Copy the information above onto a machine that isn’t the one being upgraded, since if this process fails then there’s a chance you won’t be able to see anything on the monitor, which is frustrating.

### Upgrade the fedora version (excluding kernels)

Hopefully, everything should come back as before.

### Check that you’ve (still) got a GPU

Running :

should result in a line that mentions your VGA adapter, and the following modules should also be loaded :

The key thing here are the references to nvidia and nvidia_uvm.

If you’ve got references to nouveau appearing in lsmod, something didn’t work correctly.

### Now upgrade the nvidia driver

Change the /etc/dnf/dnf.conf :

And then run an update (and make sure you have nvidia-driver-NVML too, which confused me with bad version messages for ages) :

At this point, check that your /etc/X11 configuration hasn’t been messed up, before the :

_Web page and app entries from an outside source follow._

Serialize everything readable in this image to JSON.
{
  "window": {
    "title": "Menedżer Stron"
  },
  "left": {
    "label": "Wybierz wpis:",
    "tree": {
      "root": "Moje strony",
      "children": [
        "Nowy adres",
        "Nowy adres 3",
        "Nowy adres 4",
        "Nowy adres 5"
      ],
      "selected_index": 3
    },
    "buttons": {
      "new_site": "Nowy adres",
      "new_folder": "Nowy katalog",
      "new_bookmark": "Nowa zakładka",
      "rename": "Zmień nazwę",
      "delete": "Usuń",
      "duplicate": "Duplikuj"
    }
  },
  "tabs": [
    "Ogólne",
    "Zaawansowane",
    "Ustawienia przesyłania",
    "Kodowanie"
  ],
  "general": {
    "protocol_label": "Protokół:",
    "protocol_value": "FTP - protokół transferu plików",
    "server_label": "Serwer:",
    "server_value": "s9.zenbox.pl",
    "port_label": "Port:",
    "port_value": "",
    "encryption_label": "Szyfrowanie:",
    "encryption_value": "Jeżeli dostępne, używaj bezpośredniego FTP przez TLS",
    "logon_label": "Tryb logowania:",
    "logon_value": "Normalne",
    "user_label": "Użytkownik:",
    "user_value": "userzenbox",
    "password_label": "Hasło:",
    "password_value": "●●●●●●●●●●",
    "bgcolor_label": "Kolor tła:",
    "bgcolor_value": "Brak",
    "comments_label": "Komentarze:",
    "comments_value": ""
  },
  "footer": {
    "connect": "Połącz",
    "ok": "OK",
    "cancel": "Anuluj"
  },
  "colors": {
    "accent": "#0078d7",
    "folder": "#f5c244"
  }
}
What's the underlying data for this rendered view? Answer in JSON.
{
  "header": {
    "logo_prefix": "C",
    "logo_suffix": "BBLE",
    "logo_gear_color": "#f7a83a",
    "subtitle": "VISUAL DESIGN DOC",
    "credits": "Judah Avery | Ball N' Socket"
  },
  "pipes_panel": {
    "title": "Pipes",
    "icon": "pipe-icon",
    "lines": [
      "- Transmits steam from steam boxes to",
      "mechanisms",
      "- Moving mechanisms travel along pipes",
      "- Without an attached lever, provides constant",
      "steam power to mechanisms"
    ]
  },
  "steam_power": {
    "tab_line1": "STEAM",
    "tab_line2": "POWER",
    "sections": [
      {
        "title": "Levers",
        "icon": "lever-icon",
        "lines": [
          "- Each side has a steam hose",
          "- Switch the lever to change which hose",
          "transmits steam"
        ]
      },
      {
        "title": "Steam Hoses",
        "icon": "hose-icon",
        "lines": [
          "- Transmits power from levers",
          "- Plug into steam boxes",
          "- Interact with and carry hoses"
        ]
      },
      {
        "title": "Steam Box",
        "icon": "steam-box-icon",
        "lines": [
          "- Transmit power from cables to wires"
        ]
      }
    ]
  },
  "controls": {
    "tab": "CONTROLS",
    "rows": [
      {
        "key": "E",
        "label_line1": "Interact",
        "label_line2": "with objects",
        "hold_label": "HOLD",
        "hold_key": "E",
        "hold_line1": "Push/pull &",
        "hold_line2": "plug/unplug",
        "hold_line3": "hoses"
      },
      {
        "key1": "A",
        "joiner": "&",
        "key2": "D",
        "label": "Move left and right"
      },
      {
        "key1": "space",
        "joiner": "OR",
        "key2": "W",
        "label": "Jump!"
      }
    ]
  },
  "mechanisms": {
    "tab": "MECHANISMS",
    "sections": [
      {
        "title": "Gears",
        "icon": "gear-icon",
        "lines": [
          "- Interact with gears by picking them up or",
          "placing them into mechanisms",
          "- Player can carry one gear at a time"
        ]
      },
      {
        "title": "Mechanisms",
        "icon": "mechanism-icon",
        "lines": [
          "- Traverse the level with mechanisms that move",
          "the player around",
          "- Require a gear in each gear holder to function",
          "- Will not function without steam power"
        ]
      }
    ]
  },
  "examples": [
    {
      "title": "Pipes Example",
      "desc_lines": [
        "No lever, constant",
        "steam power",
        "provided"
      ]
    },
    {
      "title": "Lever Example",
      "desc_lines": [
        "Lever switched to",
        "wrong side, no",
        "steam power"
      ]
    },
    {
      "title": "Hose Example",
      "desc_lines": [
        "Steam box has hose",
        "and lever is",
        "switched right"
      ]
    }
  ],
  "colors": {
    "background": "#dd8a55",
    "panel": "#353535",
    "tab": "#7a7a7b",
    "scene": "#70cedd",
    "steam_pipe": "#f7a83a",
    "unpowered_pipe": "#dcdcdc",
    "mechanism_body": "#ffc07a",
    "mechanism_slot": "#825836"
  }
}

### Disable further updates

Change the /etc/dnf/dnf.conf back :

### Check that the versions still make sense

Also, check the versions of the nvidia driver, cuda and cudnn (note that the latter sets are unchanged):

NB: These rpms are confirmed to work on my machine, at least.

### Install TensorFlow for the GPU

Install the latest TensorFlow version (currently 1.8) (this assumes python 3.x, which should be the obvious choice by now):

### Test TensorFlow with the GPU

The following can be executed (the second line onwards will be within the Python REPL) :

This is what will appear if the installation DIDN’T WORK :

### When it finally works…

Then the python REPL code :

Produces the following happy messages :

### Install PyTorch for the GPU

Looking within the PyTorch installation instructions we see that there’s an option for CUDA toolkit v9.0, which is good, and Python 3.6 is supported (also good).

Then finally test it with the same Hello World calculation as we did for TensorFlow :

All done.